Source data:
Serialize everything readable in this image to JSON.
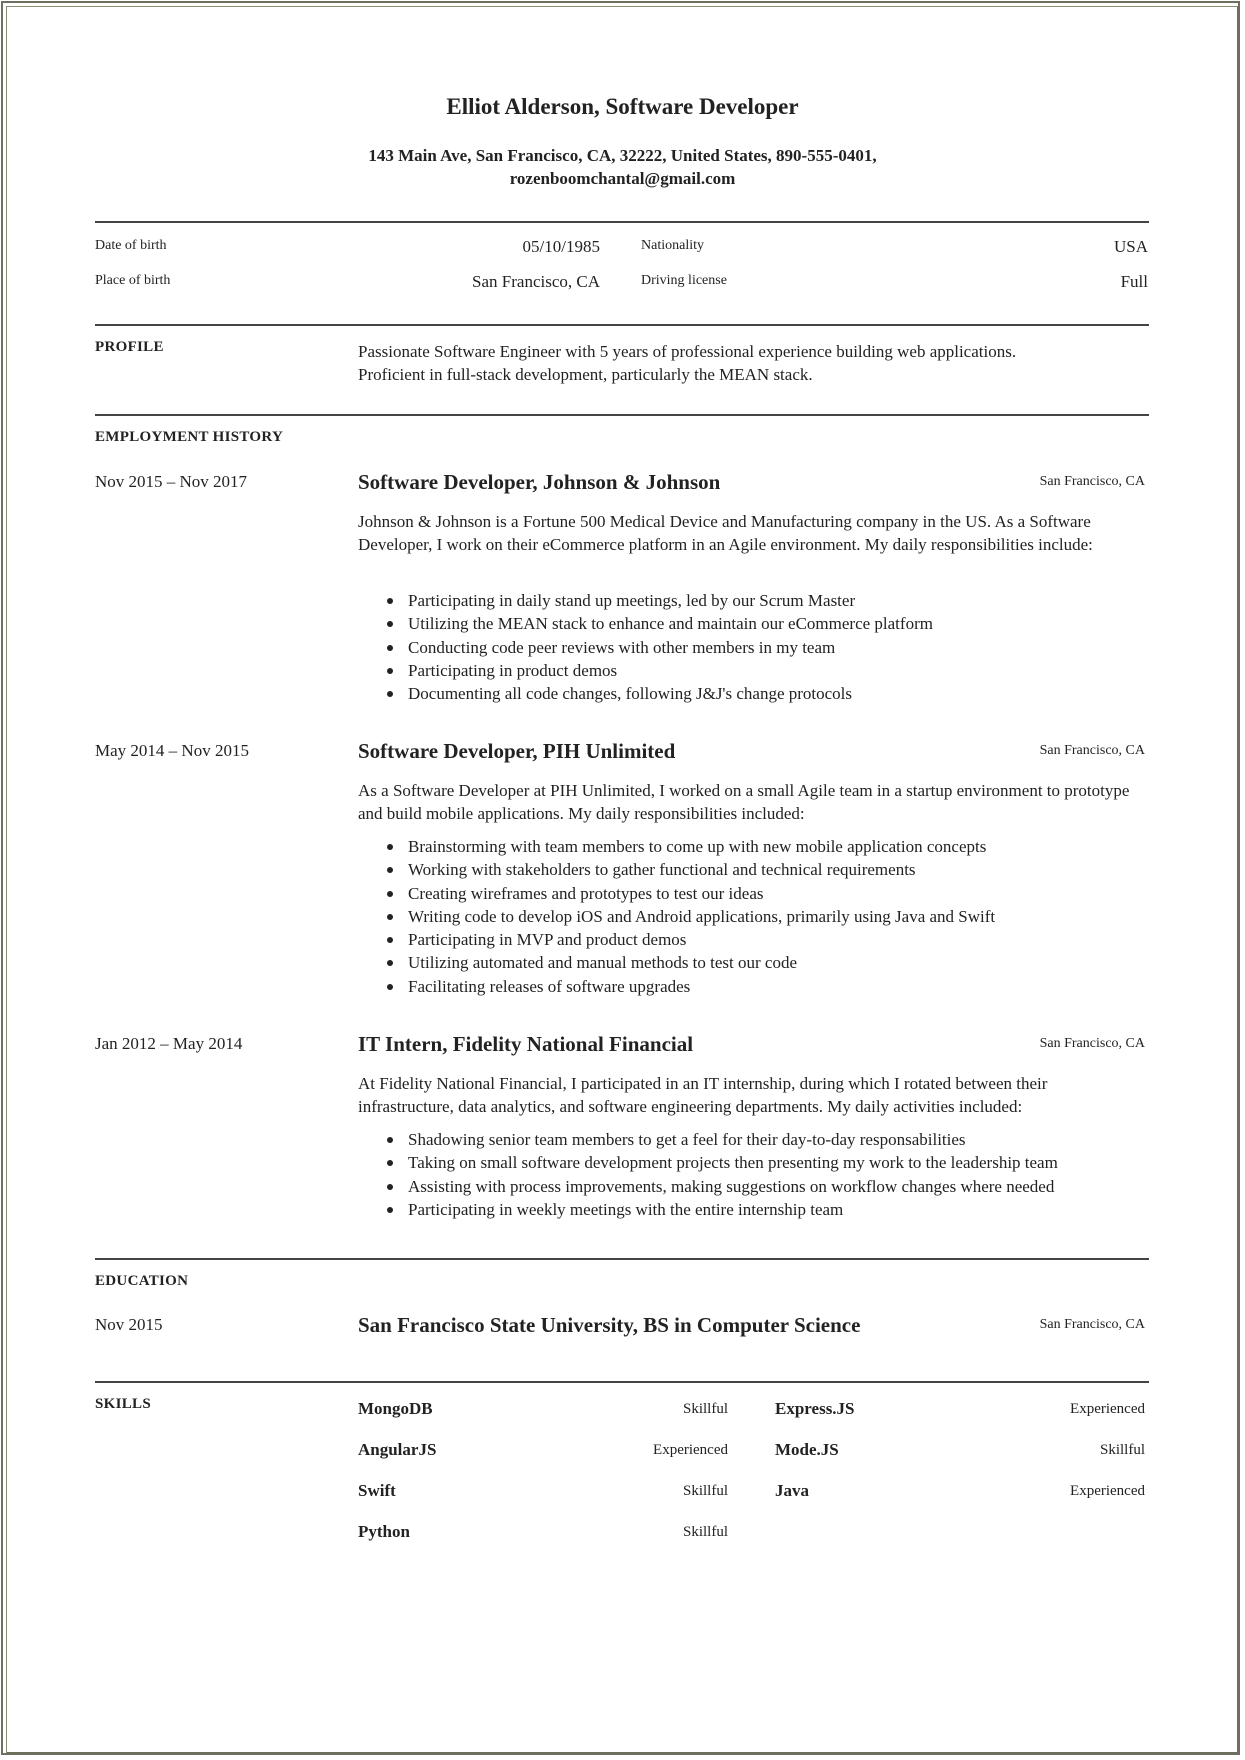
{
  "header": {
    "name": "Elliot Alderson, Software Developer",
    "contact_line1": "143 Main Ave, San Francisco, CA, 32222, United States, 890-555-0401,",
    "contact_line2": "rozenboomchantal@gmail.com"
  },
  "personal_info": [
    {
      "label": "Date of birth",
      "value": "05/10/1985"
    },
    {
      "label": "Place of birth",
      "value": "San Francisco, CA"
    },
    {
      "label": "Nationality",
      "value": "USA"
    },
    {
      "label": "Driving license",
      "value": "Full"
    }
  ],
  "profile": {
    "title": "PROFILE",
    "text_line1": "Passionate Software Engineer with 5 years of professional experience building web applications.",
    "text_line2": "Proficient in full-stack development, particularly the MEAN stack."
  },
  "employment": {
    "title": "EMPLOYMENT HISTORY",
    "jobs": [
      {
        "dates": "Nov 2015 – Nov 2017",
        "title": "Software Developer, Johnson & Johnson",
        "location": "San Francisco, CA",
        "description": "Johnson & Johnson is a Fortune 500 Medical Device and Manufacturing company in the US. As a Software Developer, I work on their eCommerce platform in an Agile environment. My daily responsibilities include:",
        "bullets": [
          "Participating in daily stand up meetings, led by our Scrum Master",
          "Utilizing the MEAN stack to enhance and maintain our eCommerce platform",
          "Conducting code peer reviews with other members in my team",
          "Participating in product demos",
          "Documenting all code changes, following J&J's change protocols"
        ]
      },
      {
        "dates": "May 2014 – Nov 2015",
        "title": "Software Developer, PIH Unlimited",
        "location": "San Francisco, CA",
        "description": "As a Software Developer at PIH Unlimited, I worked on a small Agile team in a startup environment to prototype and build mobile applications. My daily responsibilities included:",
        "bullets": [
          "Brainstorming with team members to come up with new mobile application concepts",
          "Working with stakeholders to gather functional and technical requirements",
          "Creating wireframes and prototypes to test our ideas",
          "Writing code to develop iOS and Android applications, primarily using Java and Swift",
          "Participating in MVP and product demos",
          "Utilizing automated and manual methods to test our code",
          "Facilitating releases of software upgrades"
        ]
      },
      {
        "dates": "Jan 2012 – May 2014",
        "title": "IT Intern, Fidelity National Financial",
        "location": "San Francisco, CA",
        "description": "At Fidelity National Financial, I participated in an IT internship, during which I rotated between their infrastructure, data analytics, and software engineering departments. My daily activities included:",
        "bullets": [
          "Shadowing senior team members to get a feel for their day-to-day responsabilities",
          "Taking on small software development projects then presenting my work to the leadership team",
          "Assisting with process improvements, making suggestions on workflow changes where needed",
          "Participating in weekly meetings with the entire internship team"
        ]
      }
    ]
  },
  "education": {
    "title": "EDUCATION",
    "entries": [
      {
        "date": "Nov 2015",
        "title": "San Francisco State University, BS in Computer Science",
        "location": "San Francisco, CA"
      }
    ]
  },
  "skills": {
    "title": "SKILLS",
    "items": [
      {
        "name": "MongoDB",
        "level": "Skillful"
      },
      {
        "name": "Express.JS",
        "level": "Experienced"
      },
      {
        "name": "AngularJS",
        "level": "Experienced"
      },
      {
        "name": "Mode.JS",
        "level": "Skillful"
      },
      {
        "name": "Swift",
        "level": "Skillful"
      },
      {
        "name": "Java",
        "level": "Experienced"
      },
      {
        "name": "Python",
        "level": "Skillful"
      }
    ]
  }
}
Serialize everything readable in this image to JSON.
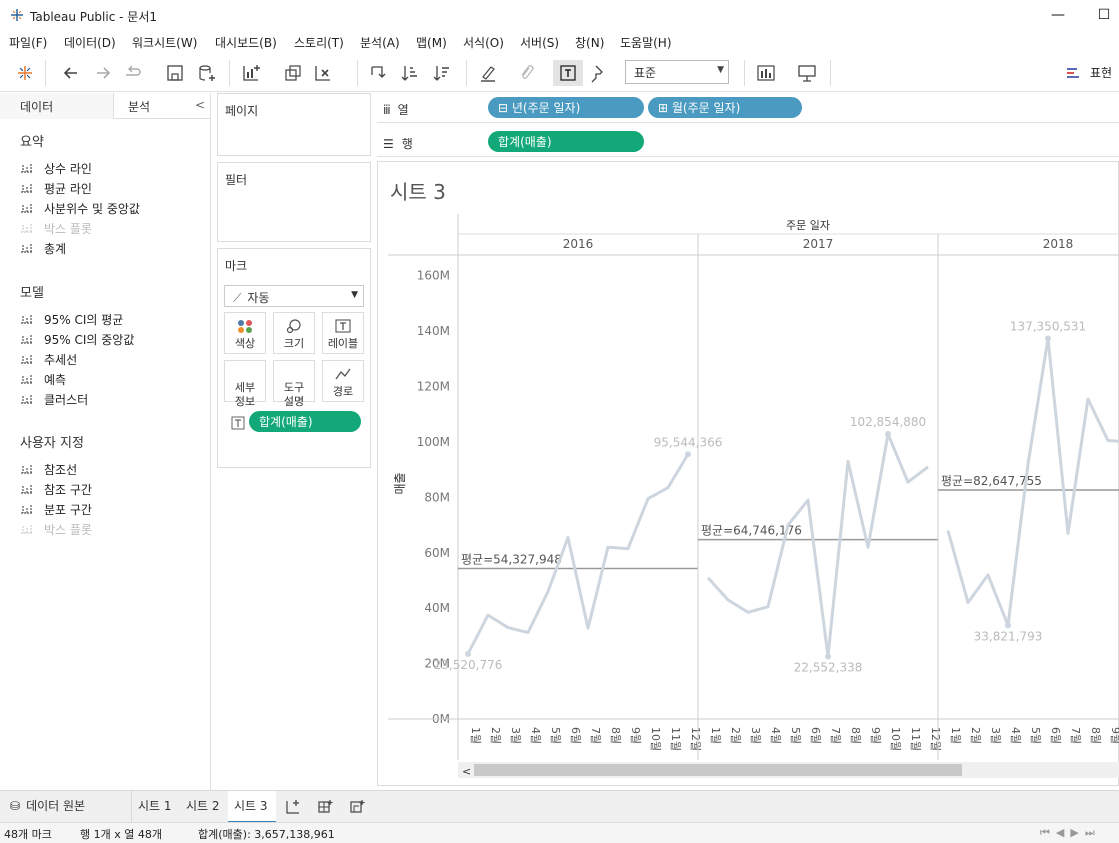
{
  "window": {
    "title": "Tableau Public - 문서1",
    "minimize": "—",
    "maximize": "☐"
  },
  "menu": [
    "파일(F)",
    "데이터(D)",
    "워크시트(W)",
    "대시보드(B)",
    "스토리(T)",
    "분석(A)",
    "맵(M)",
    "서식(O)",
    "서버(S)",
    "창(N)",
    "도움말(H)"
  ],
  "toolbar": {
    "format_select": "표준",
    "present_label": "표현"
  },
  "left_pane": {
    "tab_data": "데이터",
    "tab_analytics": "분석",
    "collapse": "<",
    "summary_title": "요약",
    "summary_items": [
      {
        "label": "상수 라인",
        "dim": false
      },
      {
        "label": "평균 라인",
        "dim": false
      },
      {
        "label": "사분위수 및 중앙값",
        "dim": false
      },
      {
        "label": "박스 플롯",
        "dim": true
      },
      {
        "label": "총계",
        "dim": false
      }
    ],
    "model_title": "모델",
    "model_items": [
      {
        "label": "95% CI의 평균",
        "dim": false
      },
      {
        "label": "95% CI의 중앙값",
        "dim": false
      },
      {
        "label": "추세선",
        "dim": false
      },
      {
        "label": "예측",
        "dim": false
      },
      {
        "label": "클러스터",
        "dim": false
      }
    ],
    "custom_title": "사용자 지정",
    "custom_items": [
      {
        "label": "참조선",
        "dim": false
      },
      {
        "label": "참조 구간",
        "dim": false
      },
      {
        "label": "분포 구간",
        "dim": false
      },
      {
        "label": "박스 플롯",
        "dim": true
      }
    ]
  },
  "cards": {
    "pages": "페이지",
    "filters": "필터",
    "marks": "마크",
    "marks_type": "자동",
    "mark_buttons": {
      "color": "색상",
      "size": "크기",
      "label": "레이블",
      "detail": "세부\n정보",
      "tooltip": "도구\n설명",
      "path": "경로"
    },
    "marks_pill": "합계(매출)"
  },
  "shelves": {
    "columns_label": "열",
    "rows_label": "행",
    "column_pills": [
      "⊟ 년(주문 일자)",
      "⊞ 월(주문 일자)"
    ],
    "row_pills": [
      "합계(매출)"
    ]
  },
  "sheet_title": "시트 3",
  "chart_data": {
    "type": "line",
    "header_title": "주문 일자",
    "ylabel": "매출",
    "ylim": [
      0,
      170000000
    ],
    "y_ticks": [
      "0M",
      "20M",
      "40M",
      "60M",
      "80M",
      "100M",
      "120M",
      "140M",
      "160M"
    ],
    "y_tick_values": [
      0,
      20000000,
      40000000,
      60000000,
      80000000,
      100000000,
      120000000,
      140000000,
      160000000
    ],
    "x_tick_labels": [
      "1월",
      "2월",
      "3월",
      "4월",
      "5월",
      "6월",
      "7월",
      "8월",
      "9월",
      "10월",
      "11월",
      "12월"
    ],
    "panes": [
      {
        "year": "2016",
        "values": [
          23520776,
          37500000,
          33000000,
          31200000,
          46000000,
          65500000,
          32800000,
          62000000,
          61500000,
          79500000,
          83500000,
          95544366
        ],
        "average": 54327948,
        "avg_label": "평균=54,327,948",
        "labels": [
          {
            "month_index": 0,
            "text": "23,520,776"
          },
          {
            "month_index": 11,
            "text": "95,544,366"
          }
        ]
      },
      {
        "year": "2017",
        "values": [
          51000000,
          43000000,
          38500000,
          40500000,
          70000000,
          79000000,
          22552338,
          93000000,
          62000000,
          102854880,
          85500000,
          91000000
        ],
        "average": 64746176,
        "avg_label": "평균=64,746,176",
        "labels": [
          {
            "month_index": 6,
            "text": "22,552,338"
          },
          {
            "month_index": 9,
            "text": "102,854,880"
          }
        ]
      },
      {
        "year": "2018",
        "values": [
          68000000,
          42000000,
          52000000,
          33821793,
          92000000,
          137350531,
          67000000,
          115500000,
          100500000,
          100000000
        ],
        "average": 82647755,
        "avg_label": "평균=82,647,755",
        "labels": [
          {
            "month_index": 3,
            "text": "33,821,793"
          },
          {
            "month_index": 5,
            "text": "137,350,531"
          }
        ]
      }
    ]
  },
  "sheet_tabs": {
    "datasource": "데이터 원본",
    "tabs": [
      "시트 1",
      "시트 2",
      "시트 3"
    ],
    "active": "시트 3"
  },
  "status": {
    "marks": "48개 마크",
    "rows_cols": "행 1개 x 열 48개",
    "sum": "합계(매출): 3,657,138,961"
  }
}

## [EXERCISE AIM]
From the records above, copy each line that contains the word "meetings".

## [ANSWER BOX]
          "Participating in daily stand up meetings, led by our Scrum Master",
          "Participating in weekly meetings with the entire internship team"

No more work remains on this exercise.